While the lives and works of many sociologists have now been well documented numerous sociologists at the ‘coal face’ of social research remain ignored. As such, beyond the contributions of those more ‘well known’ scholars, considerably more needs to be done to examine the history of our discipline to reassess the significant contributions made by ‘other’ researchers so that we may reappraise what can be learnt from these ‘pioneer scholars’. To this end we have just completed this occasional paper relating to the work of Pearl Jephcott (1900-1980). Jephcott had a research career spanning forty years and made significant contributions to the understanding of social life especially urban living, youth, gender and class. Jephcott was also at the forefront of innovation in social science research methodology during the 1960s. Yet despite the quality and depth of her work she is now largely forgotten save for the occasional citation.
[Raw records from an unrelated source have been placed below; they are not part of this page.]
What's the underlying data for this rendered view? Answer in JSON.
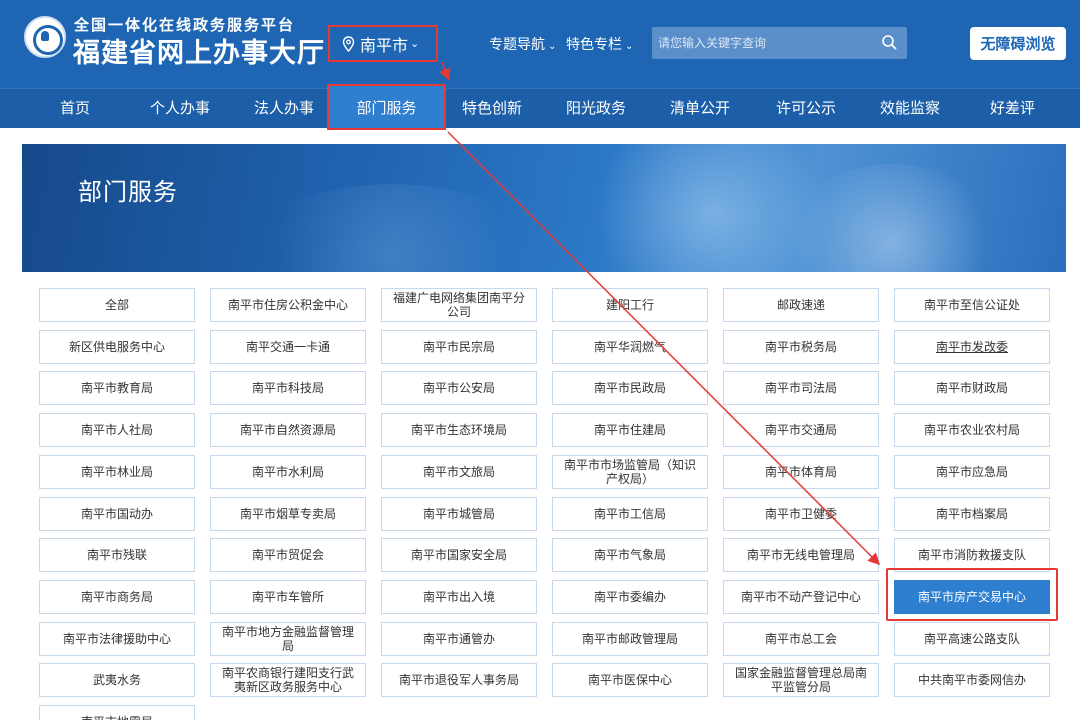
{
  "header": {
    "logo_sub": "全国一体化在线政务服务平台",
    "logo_main": "福建省网上办事大厅",
    "city": "南平市",
    "topnav": [
      "专题导航",
      "特色专栏"
    ],
    "search_placeholder": "请您输入关键字查询",
    "access_button": "无障碍浏览"
  },
  "mainnav": {
    "items": [
      "首页",
      "个人办事",
      "法人办事",
      "部门服务",
      "特色创新",
      "阳光政务",
      "清单公开",
      "许可公示",
      "效能监察",
      "好差评"
    ],
    "active": "部门服务"
  },
  "banner": {
    "title": "部门服务"
  },
  "departments": [
    "全部",
    "南平市住房公积金中心",
    "福建广电网络集团南平分公司",
    "建阳工行",
    "邮政速递",
    "南平市至信公证处",
    "新区供电服务中心",
    "南平交通一卡通",
    "南平市民宗局",
    "南平华润燃气",
    "南平市税务局",
    "南平市发改委",
    "南平市教育局",
    "南平市科技局",
    "南平市公安局",
    "南平市民政局",
    "南平市司法局",
    "南平市财政局",
    "南平市人社局",
    "南平市自然资源局",
    "南平市生态环境局",
    "南平市住建局",
    "南平市交通局",
    "南平市农业农村局",
    "南平市林业局",
    "南平市水利局",
    "南平市文旅局",
    "南平市市场监管局（知识产权局）",
    "南平市体育局",
    "南平市应急局",
    "南平市国动办",
    "南平市烟草专卖局",
    "南平市城管局",
    "南平市工信局",
    "南平市卫健委",
    "南平市档案局",
    "南平市残联",
    "南平市贸促会",
    "南平市国家安全局",
    "南平市气象局",
    "南平市无线电管理局",
    "南平市消防救援支队",
    "南平市商务局",
    "南平市车管所",
    "南平市出入境",
    "南平市委编办",
    "南平市不动产登记中心",
    "南平市房产交易中心",
    "南平市法律援助中心",
    "南平市地方金融监督管理局",
    "南平市通管办",
    "南平市邮政管理局",
    "南平市总工会",
    "南平高速公路支队",
    "武夷水务",
    "南平农商银行建阳支行武夷新区政务服务中心",
    "南平市退役军人事务局",
    "南平市医保中心",
    "国家金融监督管理总局南平监管分局",
    "中共南平市委网信办",
    "南平市地震局"
  ],
  "selected_department": "南平市房产交易中心",
  "underlined_department": "南平市发改委",
  "colors": {
    "header_bg": "#1e66b3",
    "nav_bg": "#1c5fa8",
    "active_bg": "#2f7fd0",
    "annotation": "#e53935",
    "tile_border": "#c7d8ea"
  }
}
A full review of her work and contribution is beyond the scope of a single paper so we consider in more detail one of the most striking features of her sociological practice – the use of images in the book Time of One’s Own (1967).

As well as reading this paper the previously unpublished images relating to Time of One’s Own, that we rediscovered in 2011 the University of Glasgow archives, can be view at: http://www.flickr.com/photos/uofglibrary/sets/72157628015342067/

For further information see ‘Press Releases‘.